    const string BadFolder = @"C:\Queue\Bad";

    static void Main(string[] args)
        Smtp mailer = new Smtp();

        // Logging into a file is useful for troubleshooting.
        mailer.Log.Filename = @"C:\Temp\log.txt";
        mailer.Log.Enabled = true;
        mailer.Log.Format = LogFormatOptions.AddContextInfo;

        // For demo purposes, submit a couple of e-mails so that we would have something to send out.
        // Show diffenent cases. First message is a bit advanced, it has different From and "real From"
        // (which is usually used to send bounces to a special address). Second one is simpler.
        mailer.Message.From.AsString = "John Doe <>";
        mailer.Message.To.AsString = "Alice <>";
        mailer.Message.Subject = "Subject #1";
        mailer.Message.BodyPlainText = "Text #1";
        mailer.SubmitToPickupFolder(PickupFolder, null, "", (string)null, false);

        mailer.Message.From.AsString = "John Doe <>";
        mailer.Message.To.AsString = "Bob <>, Bill Smith <>";
        mailer.Message.Subject = "Subject #2";
        mailer.Message.BodyPlainText = "Text #2";
        mailer.SubmitToPickupFolder(PickupFolder, false);

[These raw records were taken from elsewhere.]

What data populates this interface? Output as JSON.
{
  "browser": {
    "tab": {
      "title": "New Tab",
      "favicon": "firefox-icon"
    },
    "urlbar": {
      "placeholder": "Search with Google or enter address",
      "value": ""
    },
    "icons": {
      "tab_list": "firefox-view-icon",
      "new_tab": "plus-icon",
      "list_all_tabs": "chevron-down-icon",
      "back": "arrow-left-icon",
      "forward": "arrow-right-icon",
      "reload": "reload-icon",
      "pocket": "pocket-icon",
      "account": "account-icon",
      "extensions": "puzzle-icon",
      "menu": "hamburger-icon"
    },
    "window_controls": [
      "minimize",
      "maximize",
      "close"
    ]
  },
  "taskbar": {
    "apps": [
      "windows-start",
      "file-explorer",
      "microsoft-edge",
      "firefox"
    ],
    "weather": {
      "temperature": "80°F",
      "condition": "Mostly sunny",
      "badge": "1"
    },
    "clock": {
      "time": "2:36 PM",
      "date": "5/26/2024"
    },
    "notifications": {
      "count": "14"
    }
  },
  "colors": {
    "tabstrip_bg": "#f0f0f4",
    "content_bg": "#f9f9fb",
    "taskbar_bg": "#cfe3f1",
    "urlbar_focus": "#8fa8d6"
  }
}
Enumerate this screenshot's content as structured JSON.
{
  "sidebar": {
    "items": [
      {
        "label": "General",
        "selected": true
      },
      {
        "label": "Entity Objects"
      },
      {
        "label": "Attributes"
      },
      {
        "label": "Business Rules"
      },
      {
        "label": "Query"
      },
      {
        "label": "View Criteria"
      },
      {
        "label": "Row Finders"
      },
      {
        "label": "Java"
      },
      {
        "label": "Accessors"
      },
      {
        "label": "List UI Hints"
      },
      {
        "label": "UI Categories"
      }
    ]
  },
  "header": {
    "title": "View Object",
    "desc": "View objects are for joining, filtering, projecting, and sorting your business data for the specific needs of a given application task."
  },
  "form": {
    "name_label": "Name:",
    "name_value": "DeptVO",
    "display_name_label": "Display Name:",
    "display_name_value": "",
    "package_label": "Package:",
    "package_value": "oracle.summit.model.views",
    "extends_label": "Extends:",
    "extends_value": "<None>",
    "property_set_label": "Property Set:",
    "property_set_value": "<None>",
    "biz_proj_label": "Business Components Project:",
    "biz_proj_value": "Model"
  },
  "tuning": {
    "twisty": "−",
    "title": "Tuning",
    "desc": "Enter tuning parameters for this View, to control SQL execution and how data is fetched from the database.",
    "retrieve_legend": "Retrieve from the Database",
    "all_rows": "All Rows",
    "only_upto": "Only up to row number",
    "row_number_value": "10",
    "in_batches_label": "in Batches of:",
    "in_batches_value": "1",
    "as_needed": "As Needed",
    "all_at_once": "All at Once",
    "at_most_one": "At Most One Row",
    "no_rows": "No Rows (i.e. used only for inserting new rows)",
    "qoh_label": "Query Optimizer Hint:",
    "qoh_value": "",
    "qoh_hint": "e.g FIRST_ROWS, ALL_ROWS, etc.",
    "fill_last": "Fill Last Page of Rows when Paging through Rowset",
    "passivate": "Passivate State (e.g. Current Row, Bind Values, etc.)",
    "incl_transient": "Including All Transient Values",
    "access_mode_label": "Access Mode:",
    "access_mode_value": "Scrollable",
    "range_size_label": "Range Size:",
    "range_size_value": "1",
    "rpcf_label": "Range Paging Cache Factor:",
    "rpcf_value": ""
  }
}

        // Uncomment the line below to use unlimited number of worker threads (up to 60)
        // and increase performance. Note that not all SMTP servers support many incoming connections
        // from a single IP address (each worker thread may create its own connection).

        // mailer.MaxThreadCount = -1;

        // Subscribe to events to track send bulk mail progress.
        mailer.SendingMessage += new SmtpSendingMessageEventHandler(mailer_SendingMessage);
        mailer.MessageSent += new SmtpMessageSentEventHandler(mailer_MessageSent);
        mailer.MessageNotSent += new SmtpMessageNotSentEventHandler(mailer_MessageNotSent);

        // Setup SMTP server parameters.
        mailer.SmtpServers.Add("", "", "secret");

        // Note that by default if a message is intended to multiple recipients
        // (message #2 in this sample) and at least one of them succeeds, the entire
        // message succeeds. To change this behavior, uncomment the line below.

        // mailer.SmtpServers[0].AllowRefusedRecipients = false;

        // Uncomment next line if ESMTP CHUNKING causes problems with your server (usually, with MS Exchange).
        // mailer.SmtpServers[0].SmtpOptions = ExtendedSmtpOptions.NoChunking;

        DirectoryInfo dirInfo = new DirectoryInfo(PickupFolder);
        FileInfo[] fileInfos = dirInfo.GetFiles("*.eml");
        foreach (FileInfo info in fileInfos)
            // Remember the filename but don't actually load the message file at the moment.
            // If the message file overrides sender and recipients in From/To/CC/BCC by having X-Sender or
            // X-Receiver in the headers, honor this by setting preferXSenderXReceiver to true.
            mailer.AddJob(null, info.FullName, true, null, null);

        // Dispatch the queue.
See Also